In the iron game we say it too. We say that the 714’s deliver on flight, feel and forgiveness. In iron design there are three types of chassis that players want. There’s the guy who wants a very traditional muscle back, maybe they’ll take a little bit of a cavity back, in their forged iron. There’s the player who will embrace some technology and allow that to enhance their shot making but they still want to look down at the golf club at address and it to look quite traditional. Then there is the player who is all in with the technology who will take something a little bit bigger, with a bigger cavity, and take all the benefits that come from that.

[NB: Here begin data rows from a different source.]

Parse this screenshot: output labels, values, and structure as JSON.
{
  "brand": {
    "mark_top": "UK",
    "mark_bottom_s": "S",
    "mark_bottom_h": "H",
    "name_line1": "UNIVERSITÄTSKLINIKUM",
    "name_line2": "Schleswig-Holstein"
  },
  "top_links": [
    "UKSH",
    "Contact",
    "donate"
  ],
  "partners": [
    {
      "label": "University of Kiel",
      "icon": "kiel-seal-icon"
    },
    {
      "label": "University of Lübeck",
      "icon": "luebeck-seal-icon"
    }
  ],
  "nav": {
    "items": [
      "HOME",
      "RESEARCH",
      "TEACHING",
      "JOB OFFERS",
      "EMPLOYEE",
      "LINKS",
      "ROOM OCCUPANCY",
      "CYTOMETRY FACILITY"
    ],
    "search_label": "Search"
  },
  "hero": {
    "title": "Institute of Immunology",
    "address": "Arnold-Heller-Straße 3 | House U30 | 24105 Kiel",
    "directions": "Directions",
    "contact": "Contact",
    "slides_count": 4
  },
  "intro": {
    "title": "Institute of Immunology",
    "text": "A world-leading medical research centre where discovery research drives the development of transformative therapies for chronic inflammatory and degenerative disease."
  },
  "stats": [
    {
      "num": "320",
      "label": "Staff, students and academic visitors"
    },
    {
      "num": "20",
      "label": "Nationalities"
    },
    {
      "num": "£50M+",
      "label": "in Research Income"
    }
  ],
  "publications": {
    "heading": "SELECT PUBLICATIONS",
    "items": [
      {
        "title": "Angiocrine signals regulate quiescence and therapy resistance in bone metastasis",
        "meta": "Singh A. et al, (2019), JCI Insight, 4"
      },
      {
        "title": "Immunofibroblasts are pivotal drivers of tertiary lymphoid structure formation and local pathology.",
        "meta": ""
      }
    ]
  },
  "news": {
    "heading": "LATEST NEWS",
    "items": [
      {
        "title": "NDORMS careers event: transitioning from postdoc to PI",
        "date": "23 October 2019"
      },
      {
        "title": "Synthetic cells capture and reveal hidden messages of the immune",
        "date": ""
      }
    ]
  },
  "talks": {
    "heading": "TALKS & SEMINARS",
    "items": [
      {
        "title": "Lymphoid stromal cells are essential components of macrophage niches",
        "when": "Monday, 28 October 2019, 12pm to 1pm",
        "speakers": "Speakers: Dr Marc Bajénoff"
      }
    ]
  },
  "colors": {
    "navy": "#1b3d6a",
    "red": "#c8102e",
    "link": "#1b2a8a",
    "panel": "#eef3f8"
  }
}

Those groupings are fairly set and we’re not trying to change those things but rather we are trying to, within each of those preferences, absolutely maximise the benefits of that chassis.
So we have got years of work to do that. I heard a great quote the other day from the chairman of one of the animated movie makers who said “we never finish a film, we just release them because if I waited for the artists to finish I’m not sure we would ever release anything”.
I don’t think we are quite to that extreme but we have a research division that is constantly pushing and pushing and pushing and then the development guys deciding how much of the new technology and advancements we can effectively build into each model.
We've told the story with the 915 that the Active Recoil Channel was actually nearly put out in the 913 model, but it just didn't feel like we understood it enough at that point so we made the decision to wait and continue to refine and improve it and I think that was the right decision because we now know more about how it affects both speed and spin.
You've talked about the distance story in woods. Do you think we will see a distance story in Titleist irons going forward or will it continue to be focussed on performance?
With the irons it is really more about total performance. We think the iron game in golf is about precision. Unless you are chopping the ball out from under a bush every iron shot, you hit is to a precise target. So the most important thing when you are hitting an iron is proximity to the hole which is more about distance control, consistency and accuracy than it is about pure distance.
Clearly some of the marketing today advertising distance in some irons has just been as the result of making the iron have a stronger loft, with some of the 6-irons now basically conforming to what normally would be a 4-iron loft five years ago.
We are not interested in that as we don’t see that it adds any value. We are more interested in developing a set of irons that give a better ball flight and improved carry distance.
With carry distance you hear people talking about carrying, say, their 5 iron 180 yards which is fine as long as it stops where it lands, but if it doesn't stop within 10 or 15 feet of where it lands it is not really a playable golf club to us.
So we are trying to develop equipment that does increase carry distance, but with a trajectory that will be something you want to hit into a green and that you can consistently repeat, and if you happen to mis-hit it, because everybody does mis-hit it sometimes, you still get a very close and consistent result.
That is more our focus, again we talk about flight, feel and forgiveness. Getting a consistently high, long carry in the ball flight, with feel that is important and with forgiveness that turns into consistency.